* **What to work on**
Scan the records below for lines with the word "screenshot", then state how many you find and nothing else.

(Data items)
********************
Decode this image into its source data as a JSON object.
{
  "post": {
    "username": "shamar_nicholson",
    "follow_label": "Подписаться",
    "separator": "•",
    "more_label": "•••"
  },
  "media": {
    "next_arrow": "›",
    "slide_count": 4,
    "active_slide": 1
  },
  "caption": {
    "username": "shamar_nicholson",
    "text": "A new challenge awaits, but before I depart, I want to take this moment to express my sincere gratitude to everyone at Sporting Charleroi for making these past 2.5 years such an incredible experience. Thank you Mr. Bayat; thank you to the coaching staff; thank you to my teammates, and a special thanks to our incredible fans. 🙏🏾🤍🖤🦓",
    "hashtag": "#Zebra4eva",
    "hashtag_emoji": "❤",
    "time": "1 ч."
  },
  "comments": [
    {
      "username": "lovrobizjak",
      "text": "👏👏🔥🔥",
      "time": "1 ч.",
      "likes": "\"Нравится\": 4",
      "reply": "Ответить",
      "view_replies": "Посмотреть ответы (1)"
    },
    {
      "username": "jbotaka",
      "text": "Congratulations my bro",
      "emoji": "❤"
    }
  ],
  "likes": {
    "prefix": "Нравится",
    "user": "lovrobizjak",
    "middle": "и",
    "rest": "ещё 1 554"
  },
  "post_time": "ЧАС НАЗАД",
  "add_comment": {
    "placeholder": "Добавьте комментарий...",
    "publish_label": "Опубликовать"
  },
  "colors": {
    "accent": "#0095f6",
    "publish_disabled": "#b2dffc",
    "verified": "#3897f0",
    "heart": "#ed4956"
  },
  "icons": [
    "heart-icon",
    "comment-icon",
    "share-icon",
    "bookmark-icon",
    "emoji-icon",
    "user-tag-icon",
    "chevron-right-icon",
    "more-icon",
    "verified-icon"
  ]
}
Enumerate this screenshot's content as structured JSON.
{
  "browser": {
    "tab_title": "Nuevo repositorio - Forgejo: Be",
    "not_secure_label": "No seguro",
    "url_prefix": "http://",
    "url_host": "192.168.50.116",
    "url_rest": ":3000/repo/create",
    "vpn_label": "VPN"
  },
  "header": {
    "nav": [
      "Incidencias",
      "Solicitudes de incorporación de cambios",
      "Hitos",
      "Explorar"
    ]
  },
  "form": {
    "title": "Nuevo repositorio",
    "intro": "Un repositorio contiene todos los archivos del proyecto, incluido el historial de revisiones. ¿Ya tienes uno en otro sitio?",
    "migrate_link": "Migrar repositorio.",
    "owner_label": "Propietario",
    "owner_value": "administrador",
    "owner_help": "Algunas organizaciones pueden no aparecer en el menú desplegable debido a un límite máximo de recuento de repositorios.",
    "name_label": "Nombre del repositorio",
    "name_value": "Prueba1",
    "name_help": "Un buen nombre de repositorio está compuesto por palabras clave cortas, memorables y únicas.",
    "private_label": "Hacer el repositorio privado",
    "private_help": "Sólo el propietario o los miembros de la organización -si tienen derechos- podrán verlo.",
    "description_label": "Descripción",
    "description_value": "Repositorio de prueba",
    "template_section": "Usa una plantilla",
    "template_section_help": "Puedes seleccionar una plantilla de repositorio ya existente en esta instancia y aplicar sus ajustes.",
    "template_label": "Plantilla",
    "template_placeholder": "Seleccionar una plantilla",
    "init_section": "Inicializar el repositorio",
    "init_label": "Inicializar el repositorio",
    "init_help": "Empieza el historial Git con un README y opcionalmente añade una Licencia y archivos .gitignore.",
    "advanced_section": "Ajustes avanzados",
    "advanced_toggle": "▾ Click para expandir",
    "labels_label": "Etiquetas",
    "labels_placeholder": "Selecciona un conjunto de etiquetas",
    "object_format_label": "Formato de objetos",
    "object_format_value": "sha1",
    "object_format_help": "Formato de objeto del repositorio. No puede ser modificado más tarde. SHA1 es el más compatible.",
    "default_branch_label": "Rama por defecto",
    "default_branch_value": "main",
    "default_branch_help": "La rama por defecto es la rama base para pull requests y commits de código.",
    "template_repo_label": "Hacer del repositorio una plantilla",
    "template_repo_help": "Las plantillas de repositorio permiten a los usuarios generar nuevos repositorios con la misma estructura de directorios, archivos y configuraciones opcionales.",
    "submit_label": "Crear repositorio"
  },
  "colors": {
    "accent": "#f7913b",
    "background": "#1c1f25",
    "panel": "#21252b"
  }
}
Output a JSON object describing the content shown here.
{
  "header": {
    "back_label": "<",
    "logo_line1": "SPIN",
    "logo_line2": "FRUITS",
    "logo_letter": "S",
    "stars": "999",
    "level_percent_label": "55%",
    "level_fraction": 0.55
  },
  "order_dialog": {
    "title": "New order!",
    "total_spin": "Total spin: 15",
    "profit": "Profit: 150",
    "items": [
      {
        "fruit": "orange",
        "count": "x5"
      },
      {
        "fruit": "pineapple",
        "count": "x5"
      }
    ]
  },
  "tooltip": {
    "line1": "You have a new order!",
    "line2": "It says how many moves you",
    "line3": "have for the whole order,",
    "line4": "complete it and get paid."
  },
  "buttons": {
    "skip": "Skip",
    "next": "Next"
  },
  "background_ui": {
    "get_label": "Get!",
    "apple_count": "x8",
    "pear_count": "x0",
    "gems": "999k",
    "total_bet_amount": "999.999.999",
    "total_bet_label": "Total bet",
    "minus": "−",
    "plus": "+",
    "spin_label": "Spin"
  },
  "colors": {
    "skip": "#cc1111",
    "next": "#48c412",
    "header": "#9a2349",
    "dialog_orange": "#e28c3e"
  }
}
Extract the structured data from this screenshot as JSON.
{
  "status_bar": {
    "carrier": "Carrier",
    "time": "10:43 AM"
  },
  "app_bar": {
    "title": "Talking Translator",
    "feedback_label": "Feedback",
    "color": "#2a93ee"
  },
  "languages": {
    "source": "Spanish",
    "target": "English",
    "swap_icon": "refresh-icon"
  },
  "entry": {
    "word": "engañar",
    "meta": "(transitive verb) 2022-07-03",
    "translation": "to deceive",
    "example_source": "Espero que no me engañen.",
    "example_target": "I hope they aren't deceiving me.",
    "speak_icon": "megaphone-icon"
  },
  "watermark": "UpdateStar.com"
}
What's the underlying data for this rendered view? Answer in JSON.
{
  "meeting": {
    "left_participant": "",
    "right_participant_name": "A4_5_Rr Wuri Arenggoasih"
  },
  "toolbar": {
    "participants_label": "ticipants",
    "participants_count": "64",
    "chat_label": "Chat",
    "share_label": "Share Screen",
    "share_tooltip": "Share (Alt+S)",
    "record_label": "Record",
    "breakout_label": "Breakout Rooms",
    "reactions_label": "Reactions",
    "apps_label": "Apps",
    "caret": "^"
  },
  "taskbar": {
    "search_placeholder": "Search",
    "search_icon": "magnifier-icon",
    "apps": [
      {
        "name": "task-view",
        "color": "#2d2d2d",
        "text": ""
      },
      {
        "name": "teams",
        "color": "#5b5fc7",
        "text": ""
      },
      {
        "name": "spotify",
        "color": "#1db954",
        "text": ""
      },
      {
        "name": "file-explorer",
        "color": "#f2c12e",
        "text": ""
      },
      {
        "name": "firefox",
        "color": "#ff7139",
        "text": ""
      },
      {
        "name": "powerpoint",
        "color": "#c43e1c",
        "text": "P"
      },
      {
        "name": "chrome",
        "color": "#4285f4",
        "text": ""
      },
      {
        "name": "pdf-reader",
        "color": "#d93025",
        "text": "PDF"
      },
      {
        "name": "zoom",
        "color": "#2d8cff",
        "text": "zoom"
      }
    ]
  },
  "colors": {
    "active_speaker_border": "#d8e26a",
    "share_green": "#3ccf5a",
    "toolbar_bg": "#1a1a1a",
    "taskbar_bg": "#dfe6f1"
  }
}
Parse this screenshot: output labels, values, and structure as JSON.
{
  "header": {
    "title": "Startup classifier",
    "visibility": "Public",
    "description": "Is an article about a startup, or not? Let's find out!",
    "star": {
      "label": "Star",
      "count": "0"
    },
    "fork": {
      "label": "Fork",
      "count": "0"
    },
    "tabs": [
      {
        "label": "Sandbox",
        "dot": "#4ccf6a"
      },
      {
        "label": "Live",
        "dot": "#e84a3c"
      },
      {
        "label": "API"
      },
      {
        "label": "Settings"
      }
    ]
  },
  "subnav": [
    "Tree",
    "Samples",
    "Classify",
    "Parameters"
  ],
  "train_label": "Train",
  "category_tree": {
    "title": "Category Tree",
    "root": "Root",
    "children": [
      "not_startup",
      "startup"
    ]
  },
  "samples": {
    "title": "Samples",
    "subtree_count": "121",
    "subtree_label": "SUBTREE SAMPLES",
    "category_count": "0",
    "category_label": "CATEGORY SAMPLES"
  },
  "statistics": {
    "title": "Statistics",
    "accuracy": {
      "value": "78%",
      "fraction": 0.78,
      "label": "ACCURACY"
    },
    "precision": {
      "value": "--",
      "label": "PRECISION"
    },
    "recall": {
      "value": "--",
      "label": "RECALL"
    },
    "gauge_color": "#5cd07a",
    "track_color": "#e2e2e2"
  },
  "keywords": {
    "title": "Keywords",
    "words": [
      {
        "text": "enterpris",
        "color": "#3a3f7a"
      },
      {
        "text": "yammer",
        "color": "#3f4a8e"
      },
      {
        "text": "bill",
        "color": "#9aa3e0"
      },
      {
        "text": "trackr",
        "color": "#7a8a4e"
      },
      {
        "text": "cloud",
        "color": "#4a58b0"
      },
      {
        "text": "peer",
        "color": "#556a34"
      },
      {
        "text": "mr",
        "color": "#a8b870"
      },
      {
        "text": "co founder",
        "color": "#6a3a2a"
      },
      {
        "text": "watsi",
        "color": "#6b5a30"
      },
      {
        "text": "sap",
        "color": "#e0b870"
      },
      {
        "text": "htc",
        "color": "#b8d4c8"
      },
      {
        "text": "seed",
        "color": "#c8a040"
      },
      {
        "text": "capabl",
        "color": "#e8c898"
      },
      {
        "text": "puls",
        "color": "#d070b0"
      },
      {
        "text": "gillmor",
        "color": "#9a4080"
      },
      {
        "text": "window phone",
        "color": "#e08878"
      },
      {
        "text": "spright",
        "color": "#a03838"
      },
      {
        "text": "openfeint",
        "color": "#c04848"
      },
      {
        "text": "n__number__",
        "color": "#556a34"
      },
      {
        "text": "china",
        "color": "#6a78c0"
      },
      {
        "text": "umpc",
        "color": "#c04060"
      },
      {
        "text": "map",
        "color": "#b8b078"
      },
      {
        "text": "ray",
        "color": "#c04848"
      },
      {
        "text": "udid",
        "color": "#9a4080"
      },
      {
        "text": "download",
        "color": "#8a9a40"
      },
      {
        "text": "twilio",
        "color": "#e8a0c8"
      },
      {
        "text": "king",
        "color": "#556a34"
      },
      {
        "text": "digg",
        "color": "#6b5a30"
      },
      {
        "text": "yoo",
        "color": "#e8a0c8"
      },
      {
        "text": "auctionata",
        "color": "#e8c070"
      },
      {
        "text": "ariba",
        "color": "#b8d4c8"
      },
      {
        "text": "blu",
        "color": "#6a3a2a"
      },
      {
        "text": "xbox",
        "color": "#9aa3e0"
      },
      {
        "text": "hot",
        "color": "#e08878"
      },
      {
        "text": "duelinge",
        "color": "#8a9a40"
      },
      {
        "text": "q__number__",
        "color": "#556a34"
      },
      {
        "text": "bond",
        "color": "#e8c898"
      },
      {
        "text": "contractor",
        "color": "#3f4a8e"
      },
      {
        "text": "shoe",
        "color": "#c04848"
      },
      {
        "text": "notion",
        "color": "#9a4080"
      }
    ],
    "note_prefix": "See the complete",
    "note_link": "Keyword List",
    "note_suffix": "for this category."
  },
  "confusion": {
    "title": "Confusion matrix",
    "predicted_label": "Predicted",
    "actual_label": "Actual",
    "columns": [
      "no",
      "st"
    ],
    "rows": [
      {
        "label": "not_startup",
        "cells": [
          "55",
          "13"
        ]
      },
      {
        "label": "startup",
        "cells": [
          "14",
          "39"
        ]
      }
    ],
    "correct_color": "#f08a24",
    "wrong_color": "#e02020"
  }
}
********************
* **Written solution**
3